Another file you will need is the doh-server.conf config where we specify 2 important things -

My config looks like this (upstream DNS server IP intentionally hidden, you can use or your own DNS service like I do)

# HTTP listen port
listen = [

# TLS certification file
# If left empty, plain-text HTTP will be used.
# You are recommended to leave empty and to use a server load balancer (e.g.
# Caddy, Nginx) and set up TLS there, because this program does not do OCSP
# Stapling, which is necessary for client bootstrapping in a network
# environment with completely no traditional DNS service.
cert = ""

# TLS private key file
key = ""

# HTTP path for resolve application
path = "/dns-query"

# Upstream DNS resolver
# If multiple servers are specified, a random one will be chosen each time.
upstream = [
    "<some DNS service that I own>:53"

# Upstream timeout
timeout = 10

# Number of tries if upstream DNS fails
tries = 3

# Only use TCP for DNS query
tcp_only = false

# Enable logging
verbose = true

# Enable log IP from HTTPS-reverse proxy header: X-Forwarded-For or X-Real-IP
# Note: http uri/useragent log cannot be controlled by this config
log_guessed_client_ip = false

With that up and running, all is left is to setup an HTTPS nginx web server that will forward requests to the DoH container. I have automated the bootstrapping process of the nginx container and the result config (with trimmed optimizations for simplicity) looks like this:

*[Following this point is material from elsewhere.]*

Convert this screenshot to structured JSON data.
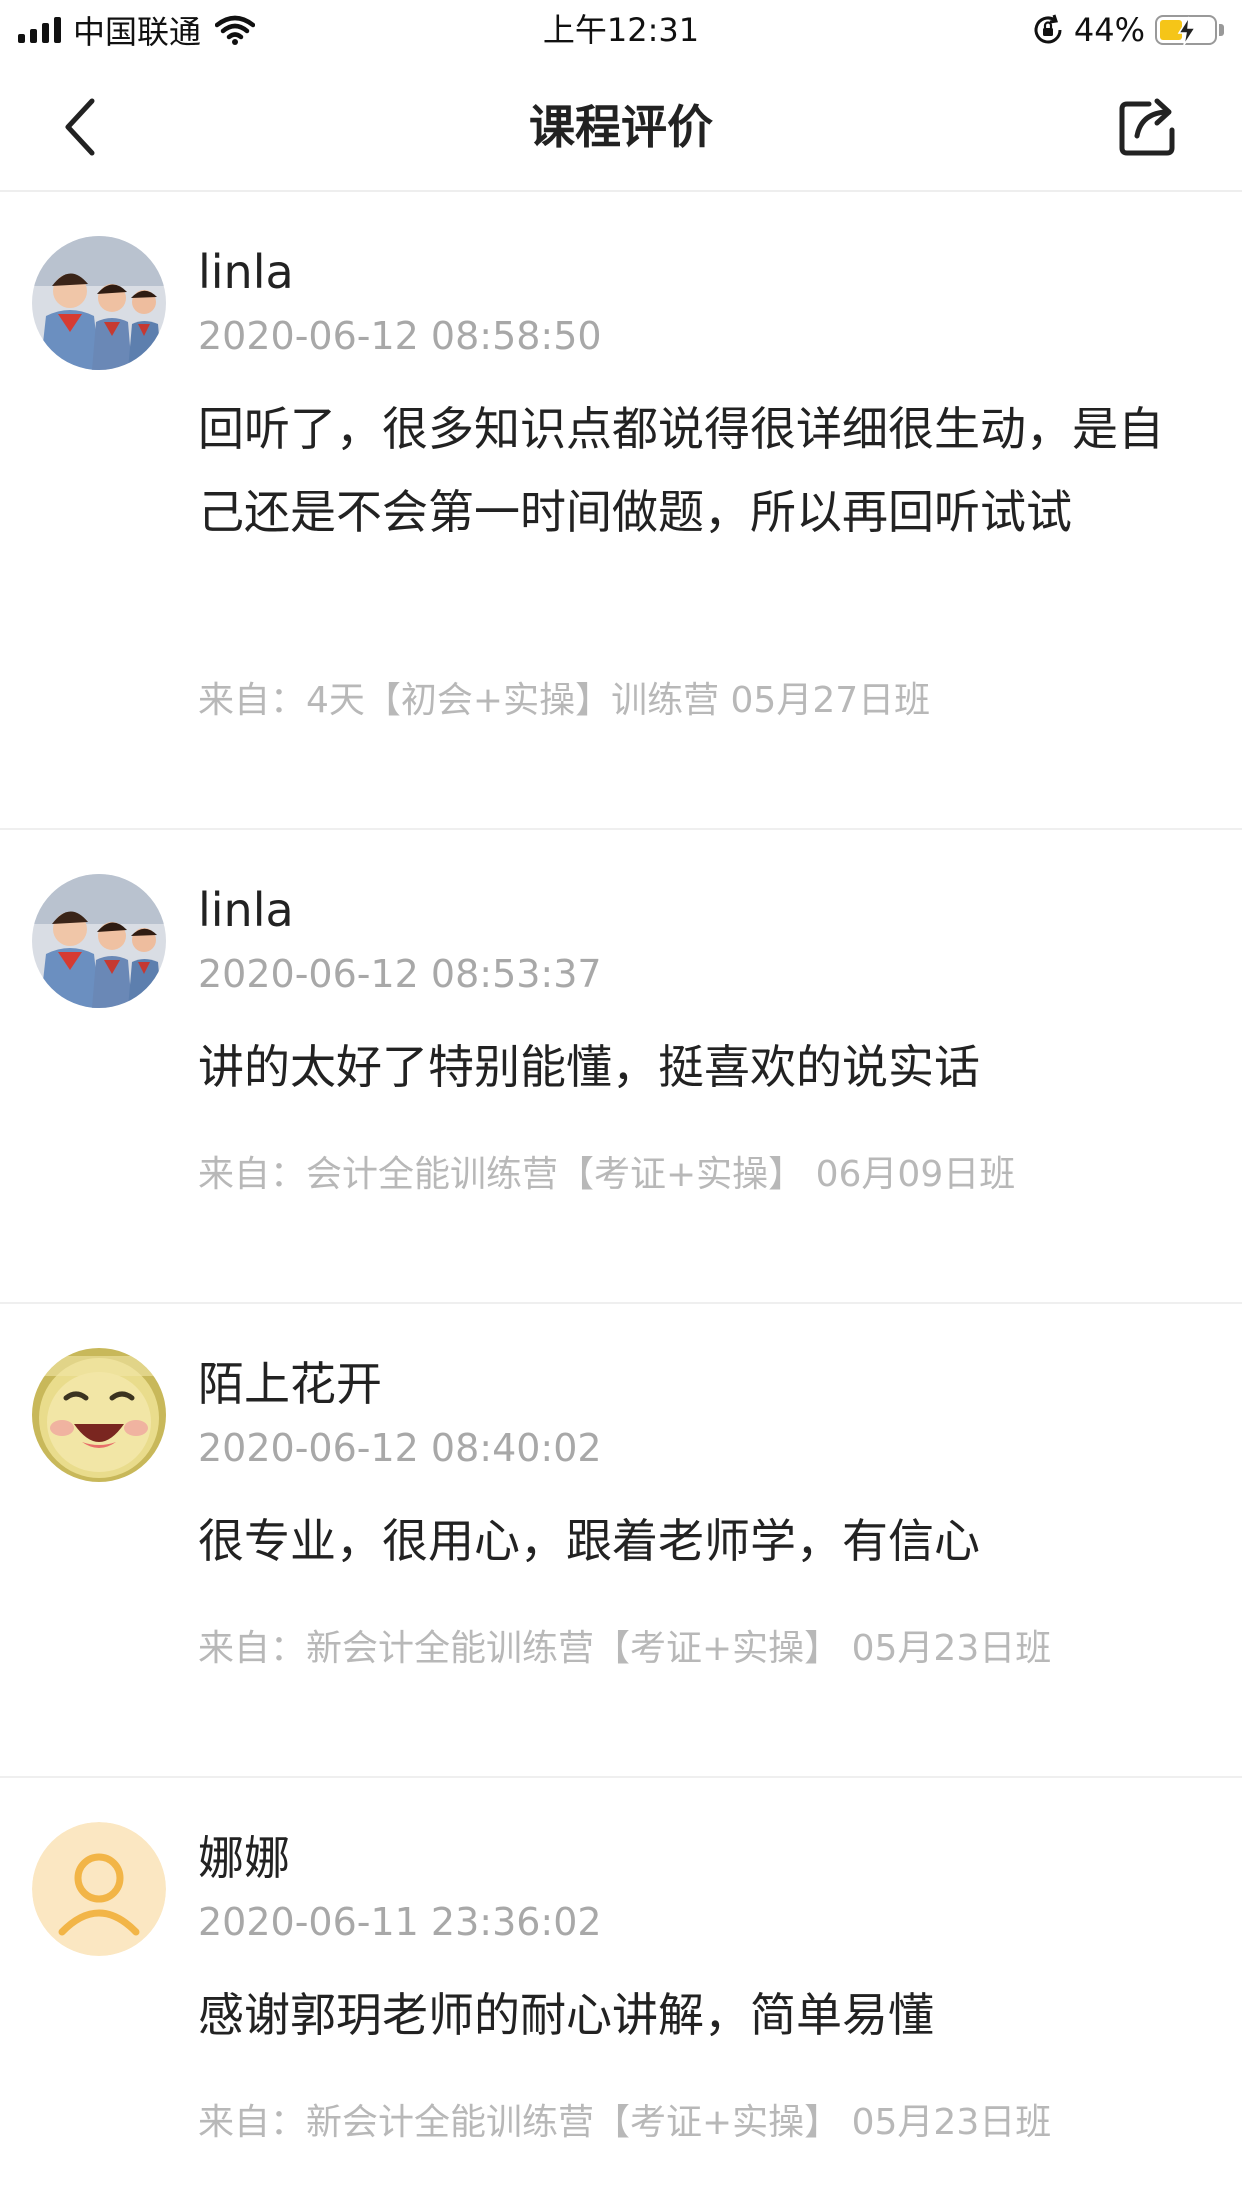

events { }

http {
    server {
        listen 443 ssl;
        ssl_certificate /etc/fullchain.pem;
        ssl_certificate_key /etc/privkey.pem;

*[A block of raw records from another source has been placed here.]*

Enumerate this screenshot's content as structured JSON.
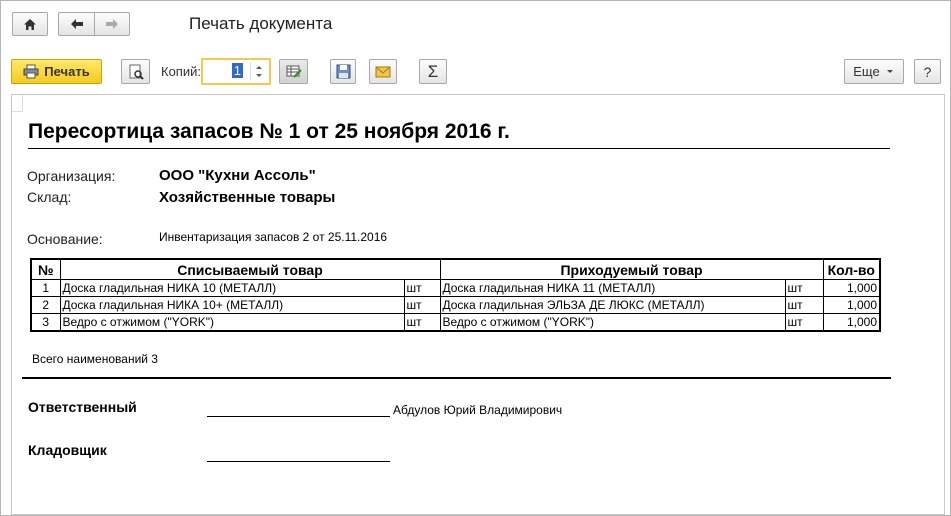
{
  "window": {
    "title": "Печать документа"
  },
  "toolbar": {
    "print_label": "Печать",
    "copies_label": "Копий:",
    "copies_value": "1",
    "more_label": "Еще",
    "help_label": "?"
  },
  "document": {
    "heading": "Пересортица запасов № 1 от 25 ноября 2016 г.",
    "org_label": "Организация:",
    "org_value": "ООО \"Кухни Ассоль\"",
    "warehouse_label": "Склад:",
    "warehouse_value": "Хозяйственные товары",
    "basis_label": "Основание:",
    "basis_value": "Инвентаризация запасов 2 от 25.11.2016",
    "table": {
      "headers": {
        "num": "№",
        "written_off": "Списываемый товар",
        "incoming": "Приходуемый товар",
        "qty": "Кол-во"
      },
      "rows": [
        {
          "num": "1",
          "from_item": "Доска гладильная  НИКА 10 (МЕТАЛЛ)",
          "from_unit": "шт",
          "to_item": "Доска гладильная  НИКА 11 (МЕТАЛЛ)",
          "to_unit": "шт",
          "qty": "1,000"
        },
        {
          "num": "2",
          "from_item": "Доска гладильная  НИКА 10+ (МЕТАЛЛ)",
          "from_unit": "шт",
          "to_item": "Доска гладильная  ЭЛЬЗА ДЕ ЛЮКС (МЕТАЛЛ)",
          "to_unit": "шт",
          "qty": "1,000"
        },
        {
          "num": "3",
          "from_item": "Ведро с отжимом (\"YORK\")",
          "from_unit": "шт",
          "to_item": "Ведро с отжимом (\"YORK\")",
          "to_unit": "шт",
          "qty": "1,000"
        }
      ]
    },
    "total_text": "Всего наименований 3",
    "responsible_label": "Ответственный",
    "responsible_name": "Абдулов Юрий Владимирович",
    "storekeeper_label": "Кладовщик"
  }
}
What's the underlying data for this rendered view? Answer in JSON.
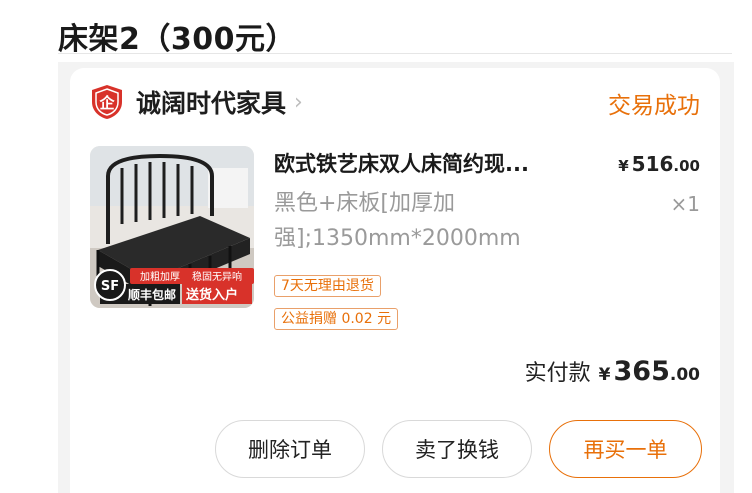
{
  "page": {
    "heading": "床架2（300元）"
  },
  "shop": {
    "name": "诚阔时代家具",
    "chevron": "›",
    "logo_icon": "enterprise-shield-icon",
    "logo_text": "企"
  },
  "order": {
    "status": "交易成功"
  },
  "product": {
    "title": "欧式铁艺床双人床简约现...",
    "spec": "黑色+床板[加厚加强];1350mm*2000mm",
    "price_currency": "¥",
    "price_int": "516",
    "price_dec": ".00",
    "quantity": "×1",
    "image_badges": {
      "sf": "SF",
      "shipping": "顺丰包邮",
      "delivery": "送货入户",
      "feature_1": "加粗加厚",
      "feature_2": "稳固无异响"
    }
  },
  "tags": [
    "7天无理由退货",
    "公益捐赠 0.02 元"
  ],
  "payment": {
    "label": "实付款",
    "currency": "¥",
    "int": "365",
    "dec": ".00"
  },
  "actions": {
    "delete": "删除订单",
    "sell": "卖了换钱",
    "rebuy": "再买一单"
  },
  "colors": {
    "accent": "#e8700a",
    "shop_logo": "#d8322a"
  }
}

        location / {
            proxy_pass http://dns-over-https-server:8053;

Note that this container has mounted the fullchain.pem and privkey.pem in /etc. I’d recommend getting a valid SSL certificate to avoid invalid certificate issues.

The docker-compose.yml file has:

version: '3.1'
        image: nginx:latest
        container_name: dns-over-https-server-nginx
            - proxied_service
            - ./nginx.conf:/etc/nginx/nginx.conf:ro
            - ./fullchain.pem:/etc/fullchain.pem:ro
            - ./privkey.pem:/etc/privkey.pem:ro
            - 54285:443
            context: /ansible_files/dns-over-https-server/dns-over-https-server
            dockerfile: Dockerfile
        container_name: dns-over-https-server
            - 8053
                    - dns-over-https-server

With that setup up and running, we can now start serving DNS over HTTPS!

Testing the setup

The Cloudflare post I mentioned earlier has a section on how to setup DoH on your clients.

I tested the setup on latest Firefox (72.0.2) by going to about:config, then searched for trr (Trusted Recursive Resolver) and set network.trr.mode = 2 and network.trr.uri =

There’s 2 things to note about these 2 settings - firstly, the trr modes are explained in the mozilla wiki. Essentially 2 is opportunistic which means that it will try to use DoH if possible, but if the server is unavailable it will fallback to standard DNS. 3 is strict, which results in DNS errors if the server is unavailable for any reason (resistant to downgrading attacks) and 0 and 5 is not to use trr at all.

The simple test you can do to see that everything is working properly and you are not leaking your DNS queries is to set the mode to 2 and sniff you DNS traffic in Wireshark - it will be empty despite the fact that you are looking up domains when you browse the internet. If you set the mode to 0 or 5, you will instantly see all the DNS traffic generated by ads and what have you.


I hope that you enjoyed this post as much as I enjoyed writing it. You can share your thoughts in the comments section and share it with your friends to let them know about DNS-over-HTTPS!